Jana Siegal Banin is a former articles editor at YM magazine.

Granddads Do It Better

The morning of my first day back at work was a blur of making bottles, blow-drying my hair, and gathering up stray pacifiers. I was trying to figure out how to lift a carton of grapefruit juice from the fridge without dropping Benjamin when Eli walked through the door. Argh! Hadn't I asked him to ring the doorbell? What if I'd been wearing just a towel?

"Hello, sweetheart. I went shopping last night  -- you won't believe what I paid for this stuff," he said.

My entire body tensed up when I looked into the bags stuffed with scratchy one-ply toilet paper, the wrong brand of diapers, and enough tomatoes to cover every surface in my apartment.

"There's my little monkey!" he said, reaching for the baby. "Give him to me. You go get ready. "

"It's okay, I have him right now. You're going to be with him all day," I answered, hugging little Benjamin a bit too tightly. "See this notebook? It'd be great if you could keep a log of his feeding times, naps, and diaper changes. I wrote down the doctor's info and our work numbers on the inside cover. Oh, and here's a list with all of my instructions."

He barely glanced at the four-page guide I'd spent the better part of the weekend typing up (burp cloths in the bottom dresser drawer, easy on the "Baby Mozart," etc.). Suddenly, hundreds of dollars a week seemed like a fair price for someone who would at least pretend to listen to me.

I spent the first weeks agonizing over whether I'd done the right thing.
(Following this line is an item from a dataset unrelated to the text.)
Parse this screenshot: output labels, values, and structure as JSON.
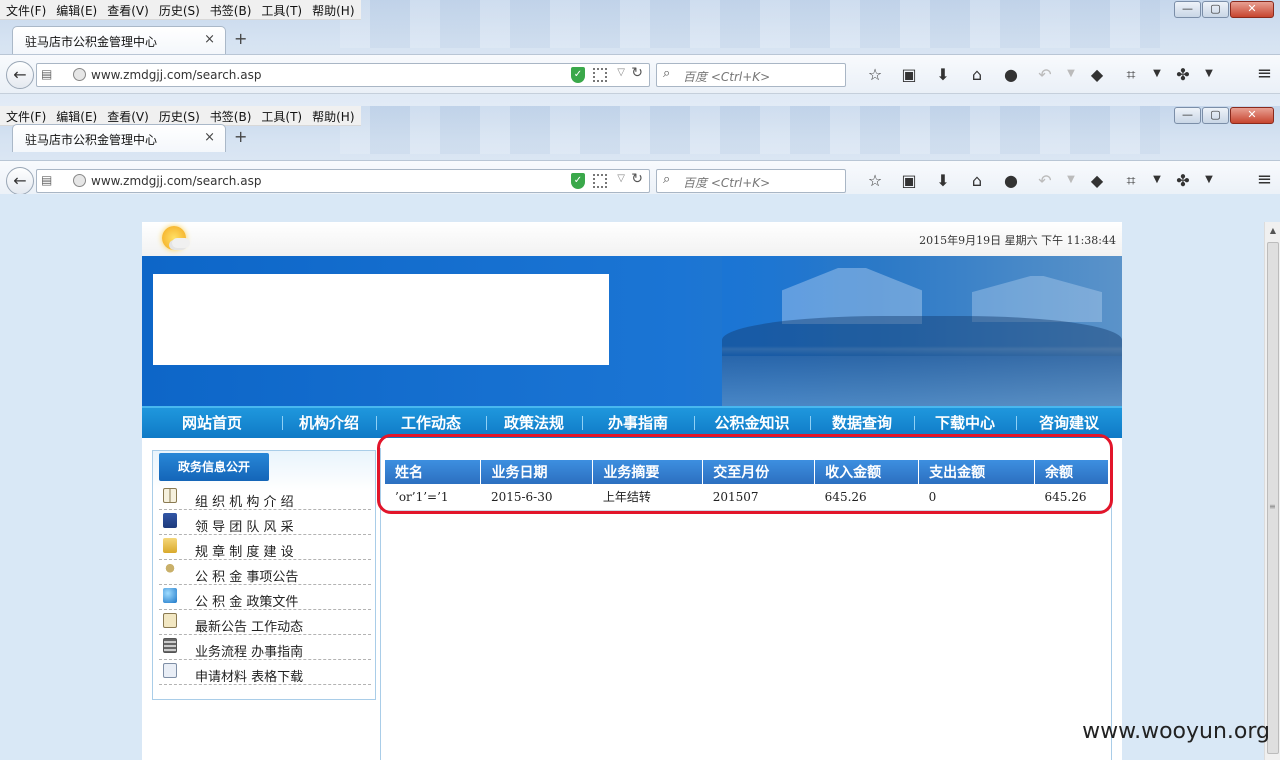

On one hand, I never had to wonder if the stranger I'd hired morphed into an abusive monster when I left. And Eli was surprisingly meticulous about keeping track of Benjamin's naps and feedings, he hardly turned on the TV, and he went on tons of long walks.

But repeatedly screaming "Did the baby like the cereal?" into the phone until he finally understood what I was saying was frustrating. And since he was staying over on Tuesdays and Wednesdays  -- his commute can take up to an hour each way  -- I felt like our home was being invaded. The worst, though, was the constant criticism. How could I use chemical-laden wipes, he'd ask? Did I want Benjamin to get a diaper rash? I was starting to think it was just too much to handle.

Then, one Sunday evening, as I was battling the Monday's-coming blues, my mother-in-law called.

"I saw the baby this weekend," she said. "He's adorable!"

"No you didn' haven't seen him in weeks," I answered, confused.

"But I did! Eli showed me the video he's been taking of him. It's mostly of him lying there on his mat, but it's very cute. He played it over and over last night."

That's when it hit me: Here's a guy who loves his job so much he wants to relive it on the weekends. The highly recommended sitters we'd met with had seemed warm, experienced, and responsible, but what I finally understood is that while you can pay someone to listen to you, you can't pay someone to love your child the same way his grandfather does.